Across the board, there was a 10 per cent rise in vacancy volume in the three months to May 2017 compared to the same period last year, but IT jobs are the most common vacancies London businesses are trying to fill, according to data from the Association of Professional Staffing Companies (ASPCo) and Vacancysoft.
“Greater London continues to be a remarkably diverse employment market with no more than one single employer accounting for more than 2.6 per cent of vacancies,” Ann Swain, chief executive of APSCo said.
“The top 20 companies, such as EY and Sky, continue to account for nearly a quarter of the Greater London figures, however, they announced 8.5 per cent fewer openings over the 12 month period. What our statistics also show is that the greatest growth in demand actually came from medium sized companies (101-200 ranked), advertising nearly 10 per cent more vacancies during the year.”
The marketing and PR sector experienced the biggest growth in terms of number of vacancies and the fastest growth of any of the major professions. There were 5.2 per cent more new jobs than the previous 12 months in the period ending 31 May 2017. Demand came mainly from the technology, media and telecoms sector, which advertised 12.4 per cent more openings for marketing and PR staff.
Elsewhere, the insurance sector recorded a 22.2 per cent rise in demand compared to the previous 12 months.

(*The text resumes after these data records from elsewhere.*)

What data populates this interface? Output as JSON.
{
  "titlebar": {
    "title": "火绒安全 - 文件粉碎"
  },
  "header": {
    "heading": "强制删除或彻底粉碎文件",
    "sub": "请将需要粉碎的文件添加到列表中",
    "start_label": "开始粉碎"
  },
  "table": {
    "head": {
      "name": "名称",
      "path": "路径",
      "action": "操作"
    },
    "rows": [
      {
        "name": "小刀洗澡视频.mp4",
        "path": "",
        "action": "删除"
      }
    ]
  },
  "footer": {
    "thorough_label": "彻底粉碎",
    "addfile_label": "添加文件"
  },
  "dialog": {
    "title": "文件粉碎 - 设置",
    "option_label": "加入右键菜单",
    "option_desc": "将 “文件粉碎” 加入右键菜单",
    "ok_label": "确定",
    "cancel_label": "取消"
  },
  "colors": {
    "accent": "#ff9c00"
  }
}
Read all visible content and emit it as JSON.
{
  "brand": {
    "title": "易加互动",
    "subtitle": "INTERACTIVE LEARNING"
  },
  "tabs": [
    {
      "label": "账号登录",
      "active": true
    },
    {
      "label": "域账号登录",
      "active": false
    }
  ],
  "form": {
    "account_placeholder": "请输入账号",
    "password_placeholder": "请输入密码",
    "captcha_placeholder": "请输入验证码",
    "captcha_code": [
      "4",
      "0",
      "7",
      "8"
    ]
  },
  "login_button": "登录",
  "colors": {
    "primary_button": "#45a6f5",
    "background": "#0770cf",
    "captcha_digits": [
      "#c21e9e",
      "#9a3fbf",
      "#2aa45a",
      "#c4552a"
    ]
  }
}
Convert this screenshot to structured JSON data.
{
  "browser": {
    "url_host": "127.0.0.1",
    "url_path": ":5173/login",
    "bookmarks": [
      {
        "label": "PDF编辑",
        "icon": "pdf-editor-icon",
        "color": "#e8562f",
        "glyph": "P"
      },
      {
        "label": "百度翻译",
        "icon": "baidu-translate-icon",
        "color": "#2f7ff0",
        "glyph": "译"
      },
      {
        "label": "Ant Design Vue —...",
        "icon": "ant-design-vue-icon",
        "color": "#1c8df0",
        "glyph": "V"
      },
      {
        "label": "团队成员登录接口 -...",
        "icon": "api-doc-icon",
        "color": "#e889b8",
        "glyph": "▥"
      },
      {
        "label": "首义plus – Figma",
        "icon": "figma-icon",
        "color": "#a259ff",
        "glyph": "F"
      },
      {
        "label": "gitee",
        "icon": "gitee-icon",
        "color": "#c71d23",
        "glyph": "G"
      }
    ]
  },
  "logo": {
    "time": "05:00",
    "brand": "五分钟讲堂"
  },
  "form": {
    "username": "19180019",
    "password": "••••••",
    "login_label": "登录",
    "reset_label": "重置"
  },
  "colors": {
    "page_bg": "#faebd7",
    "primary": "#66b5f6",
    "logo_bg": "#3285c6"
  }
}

Professional services firms announced fewer vacancies over the 12 month period; this led to a dip in the number of accountancy representing a 9.6% decrease in demand. Vacancies within law offices and consulting firms also dipped by 17.1 per cent and 12.9 per centrespectively.
The public sector saw the largest growth in roles with a 5.8 per cent increase over 12 months. The education sector in particular experienced a 19 per cent increase over the year.
The data includes jobs announced by 3,145 employers. Barclays Bank, which saw its profits double in Q1 2017 advertised 125 per cent more vacancies over the 12 month period, compared to the previous 12 months. Other banking groups including Lloyds and RBS, saw falls of 37.3 per cent and 67.1 per cent respectively in their numbers of vacancies.